      4. iv. Other tests may be performed if reactive thrombocytosis is suspected (e.g., a purified protein derivative [PPD] test for possible tuberculosis, a computed tomography [CT] scan for suspected intra-abdominal malignancy, or serologic testing for connective tissue diseases). If a reactive cause is ruled out, a bone marrow biopsy may be necessary to look for a primary cause.

      5. v. Molecular analysis. When evaluating for a primary disorder (e.g., MPN), molecular studies for the Janus kinase-2 (JAK2 V617F or exon 12), CALR, and MPL mutations are necessary. Depending on the concomitant laboratory studies, a BCR-ABL polymerase chain reaction (PCR) analysis may be necessary to evaluate for chronic myelogenous leukemia. The absence of these molecular mutations, however, does not rule out a myeloproliferative neoplasm.

      6. vi. Bone marrow biopsy. Primary myeloproliferative disorders often have characteristic morphologic changes seen on bone marrow aspirates and biopsies, including megakaryocytic hyperplasia, with clustering of megakaryocytes. This can also help exclude other secondary diagnoses.

  5. E. Treatment

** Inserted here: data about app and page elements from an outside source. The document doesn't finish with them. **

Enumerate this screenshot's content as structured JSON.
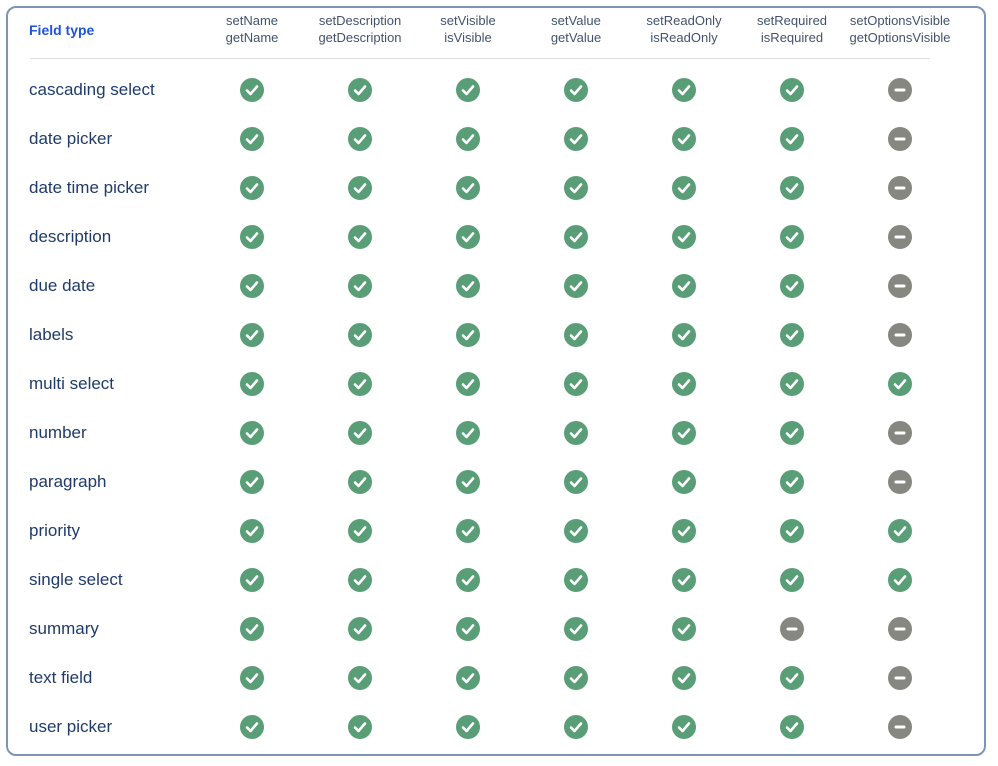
{
  "table": {
    "columns": [
      {
        "label": "Field type"
      },
      {
        "label": "setName\ngetName"
      },
      {
        "label": "setDescription\ngetDescription"
      },
      {
        "label": "setVisible\nisVisible"
      },
      {
        "label": "setValue\ngetValue"
      },
      {
        "label": "setReadOnly\nisReadOnly"
      },
      {
        "label": "setRequired\nisRequired"
      },
      {
        "label": "setOptionsVisible\ngetOptionsVisible"
      }
    ],
    "rows": [
      {
        "field": "cascading select",
        "support": [
          1,
          1,
          1,
          1,
          1,
          1,
          0
        ]
      },
      {
        "field": "date picker",
        "support": [
          1,
          1,
          1,
          1,
          1,
          1,
          0
        ]
      },
      {
        "field": "date time picker",
        "support": [
          1,
          1,
          1,
          1,
          1,
          1,
          0
        ]
      },
      {
        "field": "description",
        "support": [
          1,
          1,
          1,
          1,
          1,
          1,
          0
        ]
      },
      {
        "field": "due date",
        "support": [
          1,
          1,
          1,
          1,
          1,
          1,
          0
        ]
      },
      {
        "field": "labels",
        "support": [
          1,
          1,
          1,
          1,
          1,
          1,
          0
        ]
      },
      {
        "field": "multi select",
        "support": [
          1,
          1,
          1,
          1,
          1,
          1,
          1
        ]
      },
      {
        "field": "number",
        "support": [
          1,
          1,
          1,
          1,
          1,
          1,
          0
        ]
      },
      {
        "field": "paragraph",
        "support": [
          1,
          1,
          1,
          1,
          1,
          1,
          0
        ]
      },
      {
        "field": "priority",
        "support": [
          1,
          1,
          1,
          1,
          1,
          1,
          1
        ]
      },
      {
        "field": "single select",
        "support": [
          1,
          1,
          1,
          1,
          1,
          1,
          1
        ]
      },
      {
        "field": "summary",
        "support": [
          1,
          1,
          1,
          1,
          1,
          0,
          0
        ]
      },
      {
        "field": "text field",
        "support": [
          1,
          1,
          1,
          1,
          1,
          1,
          0
        ]
      },
      {
        "field": "user picker",
        "support": [
          1,
          1,
          1,
          1,
          1,
          1,
          0
        ]
      }
    ]
  },
  "icons": {
    "supported": "check-circle-icon",
    "unsupported": "minus-circle-icon"
  },
  "colors": {
    "supported": "#5a9e78",
    "unsupported": "#858780",
    "header_link": "#1f55d6",
    "label": "#1f3a6b",
    "border": "#7d93b8"
  }
}
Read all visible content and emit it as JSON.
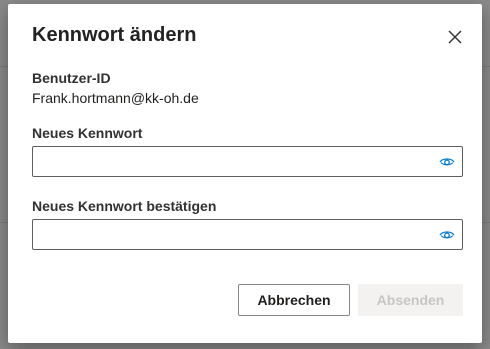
{
  "dialog": {
    "title": "Kennwort ändern",
    "close_icon": "close-icon",
    "user_id_label": "Benutzer-ID",
    "user_id_value": "Frank.hortmann@kk-oh.de",
    "new_password_label": "Neues Kennwort",
    "new_password_value": "",
    "confirm_password_label": "Neues Kennwort bestätigen",
    "confirm_password_value": "",
    "reveal_icon": "eye-icon",
    "cancel_label": "Abbrechen",
    "submit_label": "Absenden",
    "submit_enabled": false
  },
  "colors": {
    "accent": "#0078d4",
    "field_border": "#5f5f5f",
    "disabled_bg": "#f3f2f1",
    "disabled_text": "#c8c6c4"
  }
}
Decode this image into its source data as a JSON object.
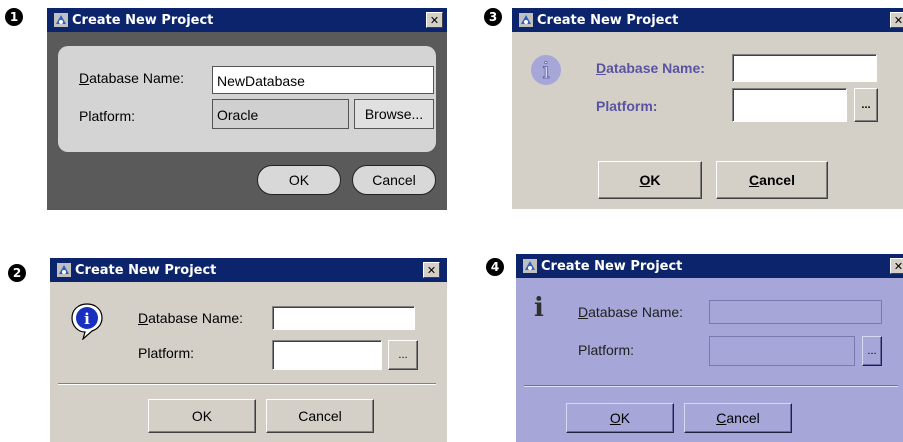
{
  "callouts": [
    "1",
    "2",
    "3",
    "4"
  ],
  "dialog1": {
    "title": "Create New Project",
    "close_glyph": "✕",
    "db_label_first": "D",
    "db_label_rest": "atabase Name:",
    "db_value": "NewDatabase",
    "platform_label": "Platform:",
    "platform_value": "Oracle",
    "browse_label": "Browse...",
    "ok_label": "OK",
    "cancel_label": "Cancel"
  },
  "dialog2": {
    "title": "Create New Project",
    "close_glyph": "✕",
    "info_icon": "i",
    "db_label_first": "D",
    "db_label_rest": "atabase Name:",
    "db_value": "",
    "platform_label": "Platform:",
    "platform_value": "",
    "ellipsis": "...",
    "ok_label": "OK",
    "cancel_label": "Cancel"
  },
  "dialog3": {
    "title": "Create New Project",
    "close_glyph": "✕",
    "info_icon": "i",
    "db_label_first": "D",
    "db_label_rest": "atabase Name:",
    "db_value": "",
    "platform_label": "Platform:",
    "platform_value": "",
    "ellipsis": "...",
    "ok_first": "O",
    "ok_rest": "K",
    "cancel_first": "C",
    "cancel_rest": "ancel"
  },
  "dialog4": {
    "title": "Create New Project",
    "close_glyph": "✕",
    "info_icon": "i",
    "db_label_first": "D",
    "db_label_rest": "atabase Name:",
    "db_value": "",
    "platform_label": "Platform:",
    "platform_value": "",
    "ellipsis": "...",
    "ok_first": "O",
    "ok_rest": "K",
    "cancel_first": "C",
    "cancel_rest": "ancel"
  },
  "colors": {
    "titlebar": "#0b246b",
    "dialog1_bg": "#5a5a5a",
    "dialog3_label": "#5a54a0",
    "dialog4_bg": "#a6a6d8"
  }
}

    1. a. Primary causes. MPNs may predispose the patient to both bleeding and thrombosis as a result of abnormal platelet function. Risk stratification models for myeloproliferative neoplasms have been established and will assist in deciding appropriate therapeutic options.

      1. i. Immediate platelet apheresis can be considered in patients with acute life-threatening thromboses or in patients experiencing severe symptoms due to an elevated platelet count.

      2. ii. Low-dose aspirin is often indicated as it can prevent thromboses and limit vasomotor symptoms. When platelet counts exceed 1,000,000 cells/μ‎L, there is an increased risk for bleeding due to functional von Willebrand factor (vWF) deficiency caused by proteolysis of large vWF multimers.

      3. iii. Hydroxyurea or anagrelide can be used for long-term management of patients with significant thrombocytosis or thromboses, or who are otherwise at high risk for complications due to the myeloproliferative neoplasm. However, anagrelide is associated with an elevated risk for arterial thrombosis, venous thrombosis, serious hemorrhage, or death from vascular causes compared with hydroxyurea.

    2. b. Secondary causes. Most causes of reactive thrombocytosis do not require treatment to lower the platelet count. The platelet count usually returns to normal after treatment of the underlying disorder. Patients with reactive thrombocytosis rarely have associated thrombosis, so systemic anticoagulation is often unnecessary.

Suggested Further Readings

Harrison CN, Campbell PJ, Buck G, et al. Hydroxyurea compared with anagrelide in high-risk essential thrombocythemia. N Engl J Med 2005;353:33–45.Find this resource:

Michiels JJ, Berneman Z, Schroyens W, Finazzi G, Budde U, van Vliet HHDM. The paradox of platelet activation and impaired function: platelet-von Willebrand factor interactions, and the etiology of thrombotic and hemorrhagic manifestations in essential thrombocythemia and polycythemia vera. Semin Thromb Hemost 2006;32:589–604.Find this resource:

Rumi E, Cazzola M. Diagnosis, risk stratification, and response evaluation in classical myeloproliferative neoplasms. Blood 2017;129:680.Find this resource:

Tefferi A, Barbui T. Polycythemia vera and essential thrombocythemia: 2017 update on diagnosis, risk-stratification, and management. Am J Hematol 2017;92:94–108.Find this resource: